|Brands & Types
There are many primers available. The most common ones are the ones sold in hardware or automotive shops such as Krylon's or Duplicolor's. Some of these primers are enamel-based so you shouldn't apply them on vinyl! In general the grey primers has finer grains than the white ones. When you spray the white on it feels very coarse. For this reason, many people prime with grey and coat with white paints later. The figure from the left: Duplicolor primer surfacer, Mr. Surfacer 1000 (grey), Mr. Base White 1000 (white, bottle), Mr. Base White 1000 spray, and Krylon sandable grey.

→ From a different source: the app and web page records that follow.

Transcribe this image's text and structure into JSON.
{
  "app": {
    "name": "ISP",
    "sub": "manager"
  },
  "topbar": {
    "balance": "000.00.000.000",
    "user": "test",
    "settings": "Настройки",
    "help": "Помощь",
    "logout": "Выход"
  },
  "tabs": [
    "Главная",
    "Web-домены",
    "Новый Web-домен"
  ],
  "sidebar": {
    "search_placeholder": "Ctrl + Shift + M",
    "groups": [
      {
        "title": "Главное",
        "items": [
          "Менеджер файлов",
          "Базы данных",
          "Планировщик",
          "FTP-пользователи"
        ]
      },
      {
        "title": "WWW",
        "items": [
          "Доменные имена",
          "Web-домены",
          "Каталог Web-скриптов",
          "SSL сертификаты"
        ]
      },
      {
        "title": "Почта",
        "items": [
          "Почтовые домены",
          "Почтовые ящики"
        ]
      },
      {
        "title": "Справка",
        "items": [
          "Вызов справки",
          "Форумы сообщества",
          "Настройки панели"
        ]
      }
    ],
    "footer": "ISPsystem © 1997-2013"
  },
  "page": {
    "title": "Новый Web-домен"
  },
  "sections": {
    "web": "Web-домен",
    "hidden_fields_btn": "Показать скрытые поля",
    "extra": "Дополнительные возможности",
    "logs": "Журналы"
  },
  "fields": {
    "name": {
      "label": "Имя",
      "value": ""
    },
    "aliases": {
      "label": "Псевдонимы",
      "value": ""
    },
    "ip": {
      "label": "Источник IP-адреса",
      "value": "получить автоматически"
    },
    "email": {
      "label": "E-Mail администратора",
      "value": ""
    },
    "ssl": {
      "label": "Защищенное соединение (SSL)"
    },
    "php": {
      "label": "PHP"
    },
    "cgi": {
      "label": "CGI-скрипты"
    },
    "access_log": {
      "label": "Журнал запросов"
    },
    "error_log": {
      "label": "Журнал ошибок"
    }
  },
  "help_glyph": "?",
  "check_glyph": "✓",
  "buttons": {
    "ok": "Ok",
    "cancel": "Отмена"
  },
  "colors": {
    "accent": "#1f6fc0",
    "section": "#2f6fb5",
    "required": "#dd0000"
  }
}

Duplicolor primer surfacer is my new favorite, its grain is very fine and is only slightly darker in grey than Mr. Surfacer 1000, and it's relatively cheap. It's also very opaque, and I like their spray head very much. It's available from your local automotive shop.
Mr. Surfacer 1000 gives very smooth surface and is one of the best primer, but it may not be easily available in the states, and are relatively expensive. There is the bottle and spray variants. With bottles, you can thin it with lacquer thinner, however some brands of lacquer thinner are too strong and the surfacer may dry right after they left the airbrush. In this case you have to either thin the mixture more, or add Mr. Retarder to slow down drying.
Mr. Base White 1000 is a very opaque white, otherwise it's the same as Surfacer 1000. I recommend buying their bottle variant rather than the spray.
Finally Krylon is one of the most common primers, but its grain is more coarse than Duplicolor and is even darker in grey. It's however very cheap.
You can prime with the spray can primers or with your airbrush. The latter offers more control, but the former is more convenient. I do both.
Here I'm priming Misato's body with a spray can. When working with spray cans, try to keep the spray head about 8-10 inches away from the object. If you're too close, you'd flood the surface and cause the primer to run. The Duplicolor spray head has finer control however, so if you can press it very lightly, you can be as close as 5 inches from the object. Try to make a sweep from left to right (or right to left) starting from just before the object, to just the end of the object. This way you should get an even coat. Remember to read the label on the spray can, most primers are toxic. Use adequate ventilation and better wear a respirator.
|A "drying station". All primed and ready to go! Here skewers are used to support the pieces (each piece has a hole from pinning), and the skewers rest on a piece of foam.|